Are Blossoms Stockport’s answer to The Beatles? Well, there aren’t thousands of screaming girls chasing after their cars, but the pride that the town has for the band is palpable.
Following the release of Foolish Loving Spaces two weeks before, Blossoms are playing two ‘Album Launch Party’ shows at their hometown of Stockport’s iconic Plaza. The Art Deco building stands tall in the town square and is illuminated with strip lights along its axis at night, a beacon among grey concrete. The Plaza signifies your arrival into Stockport as you pull through to the train station on the elevated viaduct. If you’re coming by car you’ll notice the road signs: ‘Welcome to Stockport, Home of Blossoms.’
The crowd piling into the theatre are of all ages; families, children, and groups of young friends. We are ushered in by cheery Plaza volunteers who happily direct us to our seats. It could just as easily be a pantomime matinee. The decor is just on the right side of outdated to be trendy and the thick carpet sinks deeply with every footstep. In one of the venue’s bars, an exhibition of photos of the band and album artwork are on display. Audience members can also purchase ‘Blossoms Meat and Potato Pies’ at the kiosk.
Before the band takes the stage, a short film of clips from their tour and the recording studio is played. A narrator explains each song as film of band members at the piano or on the street of New York flickers. After this, comedian Lloyd Griffith does a quick, chatty set, cementing the variety performance vibe of the evening.
When Blossoms take to the stage there is raucous applause. After representing Stockport across the world, it’s clear that locals are excited to welcome their boys home. Whether they know any of the words to the new songs or have even purchased the album is irrelevant; like football fans, they are there to show their support.
Blossoms put on a faultless show, with two extra percussionists and four backing singers adding to the mix. They effortlessly reel through the ten tracks from Foolish Loving Spaces dialling up the energy for singles “The Keeper”, “If You Think This Is Real Life” and “Your Girlfriend”.
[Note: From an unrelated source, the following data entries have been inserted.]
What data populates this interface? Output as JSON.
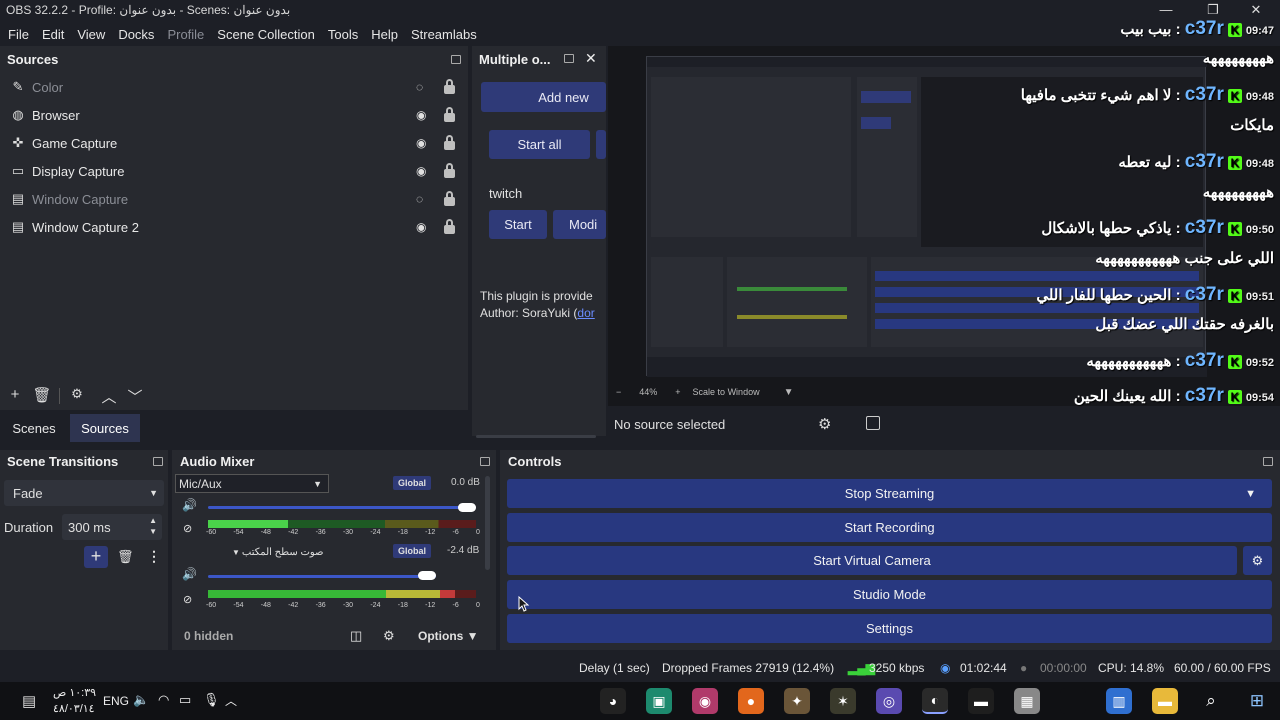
{
  "window": {
    "title": "OBS 32.2.2 - Profile: بدون عنوان - Scenes: بدون عنوان"
  },
  "menu": [
    "File",
    "Edit",
    "View",
    "Docks",
    "Profile",
    "Scene Collection",
    "Tools",
    "Help",
    "Streamlabs"
  ],
  "sources": {
    "title": "Sources",
    "items": [
      {
        "label": "Color",
        "icon": "paint-brush-icon",
        "visible": false
      },
      {
        "label": "Browser",
        "icon": "globe-icon",
        "visible": true
      },
      {
        "label": "Game Capture",
        "icon": "gamepad-icon",
        "visible": true
      },
      {
        "label": "Display Capture",
        "icon": "monitor-icon",
        "visible": true
      },
      {
        "label": "Window Capture",
        "icon": "window-icon",
        "visible": false
      },
      {
        "label": "Window Capture 2",
        "icon": "window-icon",
        "visible": true
      }
    ]
  },
  "multi": {
    "title": "Multiple o...",
    "add_new": "Add new",
    "start_all": "Start all",
    "target_name": "twitch",
    "start": "Start",
    "modify": "Modi",
    "plugin_text": "This plugin is provide",
    "author_prefix": "Author: SoraYuki (",
    "author_link": "dor"
  },
  "tabs": {
    "scenes": "Scenes",
    "sources": "Sources"
  },
  "preview": {
    "zoom": "44%",
    "scale_mode": "Scale to Window",
    "no_source": "No source selected"
  },
  "chat": [
    {
      "time": "09:47",
      "user": "c37r",
      "msg": "بيب بيب",
      "cont": "هههههههههه"
    },
    {
      "time": "09:48",
      "user": "c37r",
      "msg": "لا اهم شيء تتخبى مافيها",
      "cont": "مايكات"
    },
    {
      "time": "09:48",
      "user": "c37r",
      "msg": "ليه تعطه",
      "cont": "هههههههههه"
    },
    {
      "time": "09:50",
      "user": "c37r",
      "msg": "ياذكي حطها بالاشكال",
      "cont": "اللي على جنب هههههههههههه"
    },
    {
      "time": "09:51",
      "user": "c37r",
      "msg": "الحين حطها للفار اللي",
      "cont": "بالغرفه حقتك اللي عضك قبل"
    },
    {
      "time": "09:52",
      "user": "c37r",
      "msg": "هههههههههههه",
      "cont": ""
    },
    {
      "time": "09:54",
      "user": "c37r",
      "msg": "الله يعينك الحين",
      "cont": ""
    }
  ],
  "scene_transitions": {
    "title": "Scene Transitions",
    "transition": "Fade",
    "duration_label": "Duration",
    "duration_value": "300 ms"
  },
  "audio": {
    "title": "Audio Mixer",
    "ticks": [
      "-60",
      "-54",
      "-48",
      "-42",
      "-36",
      "-30",
      "-24",
      "-18",
      "-12",
      "-6",
      "0"
    ],
    "channels": [
      {
        "name": "Mic/Aux",
        "badge": "Global",
        "db": "0.0 dB",
        "volume": 1.0,
        "level": 0.3
      },
      {
        "name": "صوت سطح المكتب",
        "badge": "Global",
        "db": "-2.4 dB",
        "volume": 0.85,
        "level": 0.92
      }
    ],
    "hidden": "0 hidden",
    "options": "Options"
  },
  "controls": {
    "title": "Controls",
    "stop_streaming": "Stop Streaming",
    "start_recording": "Start Recording",
    "start_virtual_camera": "Start Virtual Camera",
    "studio_mode": "Studio Mode",
    "settings": "Settings"
  },
  "status": {
    "delay": "Delay (1 sec)",
    "dropped": "Dropped Frames 27919 (12.4%)",
    "bitrate": "3250 kbps",
    "stream_time": "01:02:44",
    "rec_time": "00:00:00",
    "cpu": "CPU: 14.8%",
    "fps": "60.00 / 60.00 FPS"
  },
  "taskbar": {
    "time": "١٠:٣٩ ص",
    "date": "٤٨/٠٣/١٤",
    "lang": "ENG"
  },
  "colors": {
    "accent": "#283880",
    "bg": "#1d1f26",
    "dock": "#27292f",
    "kick": "#53fc18"
  }
}
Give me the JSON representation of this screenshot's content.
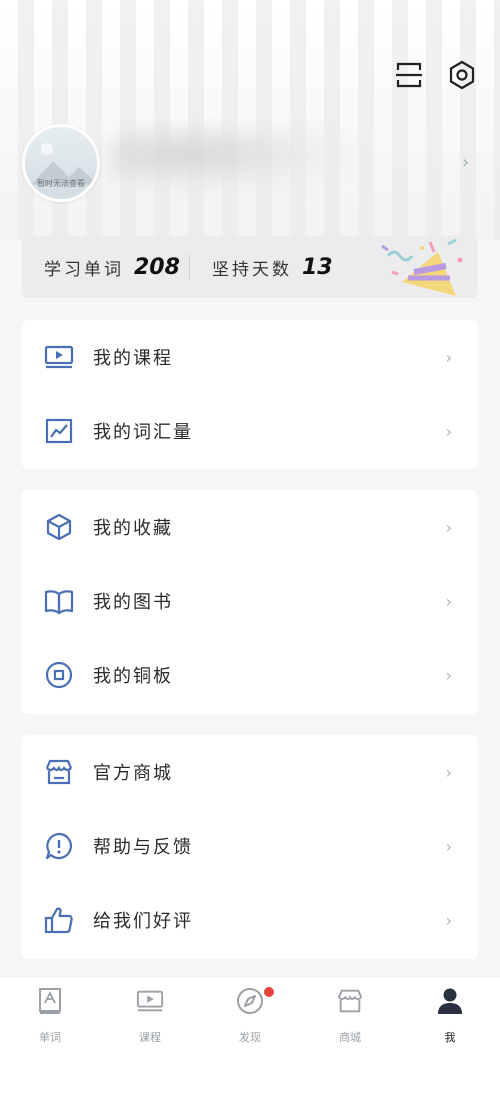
{
  "profile": {
    "avatar_caption": "暂时无法查看"
  },
  "stats": {
    "words_label": "学习单词",
    "words_value": "208",
    "days_label": "坚持天数",
    "days_value": "13"
  },
  "menu_group_1": [
    {
      "label": "我的课程",
      "icon": "video-course-icon"
    },
    {
      "label": "我的词汇量",
      "icon": "trend-chart-icon"
    }
  ],
  "menu_group_2": [
    {
      "label": "我的收藏",
      "icon": "cube-icon"
    },
    {
      "label": "我的图书",
      "icon": "open-book-icon"
    },
    {
      "label": "我的铜板",
      "icon": "coin-icon"
    }
  ],
  "menu_group_3": [
    {
      "label": "官方商城",
      "icon": "store-icon"
    },
    {
      "label": "帮助与反馈",
      "icon": "help-bubble-icon"
    },
    {
      "label": "给我们好评",
      "icon": "thumbs-up-icon"
    }
  ],
  "tabbar": [
    {
      "label": "单词",
      "icon": "word-book-icon",
      "active": false
    },
    {
      "label": "课程",
      "icon": "course-video-icon",
      "active": false
    },
    {
      "label": "发现",
      "icon": "compass-icon",
      "active": false,
      "badge": true
    },
    {
      "label": "商城",
      "icon": "shop-icon",
      "active": false
    },
    {
      "label": "我",
      "icon": "person-icon",
      "active": true
    }
  ],
  "colors": {
    "accent_icon": "#4a6fb4",
    "badge": "#e8413c",
    "stats_bg": "#ececee"
  }
}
For album track “My Vacant Days”, the stage clears, with only lead singer Tom Ogden and his acoustic guitar remaining. Ogden earlier explained, via his short film, that the song is about the days between touring and recording that seem a bit empty. The dreamy melody and chord progression make for an emotional recital.
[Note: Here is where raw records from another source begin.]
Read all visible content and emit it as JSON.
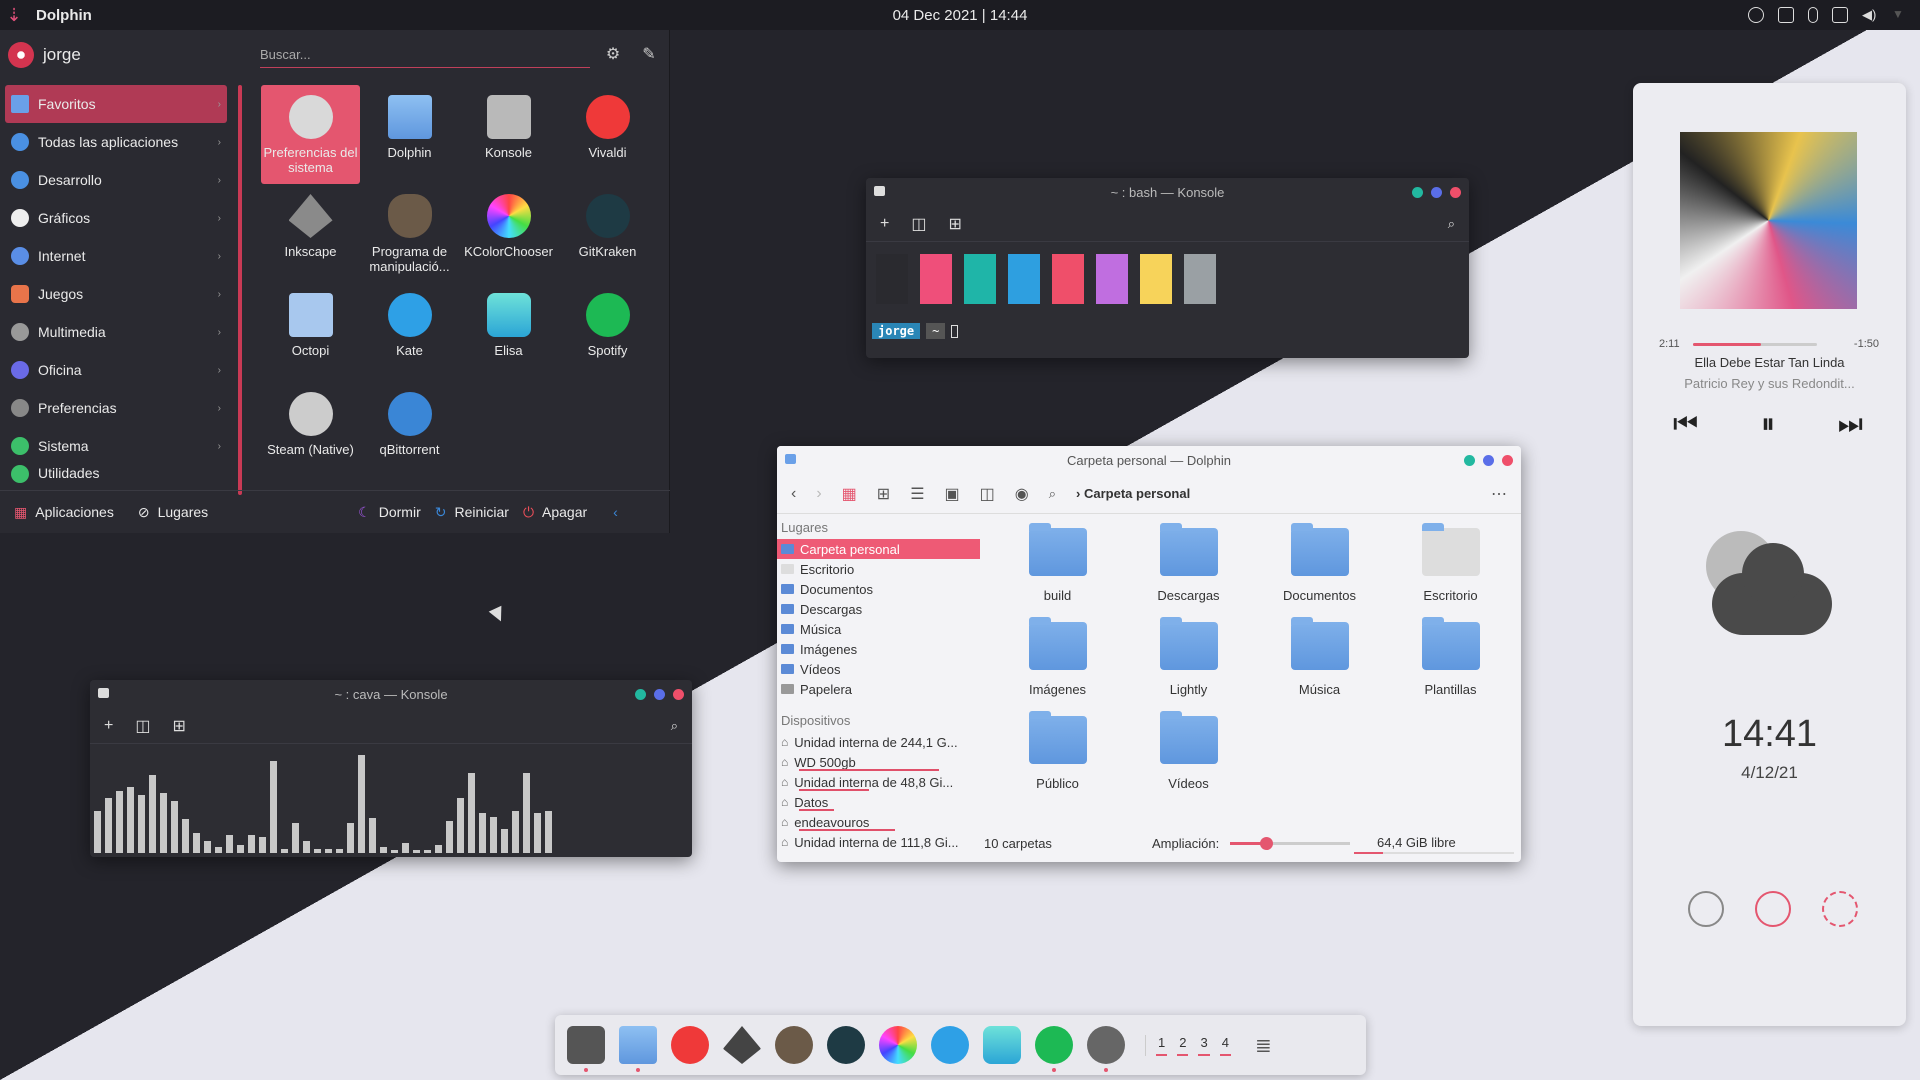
{
  "topbar": {
    "app_title": "Dolphin",
    "datetime": "04 Dec 2021 | 14:44"
  },
  "launcher": {
    "user": "jorge",
    "search_placeholder": "Buscar...",
    "categories": [
      "Favoritos",
      "Todas las aplicaciones",
      "Desarrollo",
      "Gráficos",
      "Internet",
      "Juegos",
      "Multimedia",
      "Oficina",
      "Preferencias",
      "Sistema",
      "Utilidades"
    ],
    "apps": [
      "Preferencias del sistema",
      "Dolphin",
      "Konsole",
      "Vivaldi",
      "Inkscape",
      "Programa de manipulació...",
      "KColorChooser",
      "GitKraken",
      "Octopi",
      "Kate",
      "Elisa",
      "Spotify",
      "Steam (Native)",
      "qBittorrent"
    ],
    "footer": {
      "apps": "Aplicaciones",
      "places": "Lugares",
      "sleep": "Dormir",
      "restart": "Reiniciar",
      "shutdown": "Apagar"
    }
  },
  "konsole_bash": {
    "title": "~ : bash — Konsole",
    "prompt_user": "jorge",
    "prompt_path": "~",
    "swatches": [
      "#2a2a2f",
      "#ef4f7a",
      "#1fb5a8",
      "#2e9fe0",
      "#ef4f6a",
      "#c06ee0",
      "#f7d35a",
      "#9aa0a4"
    ]
  },
  "konsole_cava": {
    "title": "~ : cava — Konsole",
    "levels": [
      0.42,
      0.55,
      0.62,
      0.66,
      0.58,
      0.78,
      0.6,
      0.52,
      0.34,
      0.2,
      0.12,
      0.06,
      0.18,
      0.08,
      0.18,
      0.16,
      0.92,
      0.04,
      0.3,
      0.12,
      0.04,
      0.04,
      0.04,
      0.3,
      0.98,
      0.35,
      0.06,
      0.03,
      0.1,
      0.03,
      0.03,
      0.08,
      0.32,
      0.55,
      0.8,
      0.4,
      0.36,
      0.24,
      0.42,
      0.8,
      0.4,
      0.42
    ]
  },
  "dolphin": {
    "title": "Carpeta personal — Dolphin",
    "breadcrumb": "Carpeta personal",
    "places_heading": "Lugares",
    "places": [
      "Carpeta personal",
      "Escritorio",
      "Documentos",
      "Descargas",
      "Música",
      "Imágenes",
      "Vídeos",
      "Papelera"
    ],
    "devices_heading": "Dispositivos",
    "devices": [
      "Unidad interna de 244,1 G...",
      "WD 500gb",
      "Unidad interna de 48,8 Gi...",
      "Datos",
      "endeavouros",
      "Unidad interna de 111,8 Gi..."
    ],
    "device_usage": [
      0.0,
      0.8,
      0.4,
      0.2,
      0.55,
      0.0
    ],
    "folders": [
      "build",
      "Descargas",
      "Documentos",
      "Escritorio",
      "Imágenes",
      "Lightly",
      "Música",
      "Plantillas",
      "Público",
      "Vídeos"
    ],
    "status_count": "10 carpetas",
    "zoom_label": "Ampliación:",
    "zoom_level": 0.3,
    "free_space": "64,4 GiB libre"
  },
  "player": {
    "elapsed": "2:11",
    "remaining": "-1:50",
    "progress": 0.55,
    "song": "Ella Debe Estar Tan Linda",
    "artist": "Patricio Rey y sus Redondit..."
  },
  "clock": {
    "time": "14:41",
    "date": "4/12/21"
  },
  "dock": {
    "pager": [
      "1",
      "2",
      "3",
      "4"
    ]
  },
  "colors": {
    "accent": "#e4566f",
    "dark_bg": "#24242b",
    "light_bg": "#e6e6ee"
  }
}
For their encore, the band returns with epic crowd-pleasers “There’s A Reason Why”, “At Most A Kiss” and “Charlemagne”, ensuring nobody is left in their seat. By album three, with huge venues and festivals under their belts, would other bands still be playing local shows of this nature? It seems that whatever the future holds for Blossoms, their loyalty to their hometown will ensure that they will always be the pride of Stockport.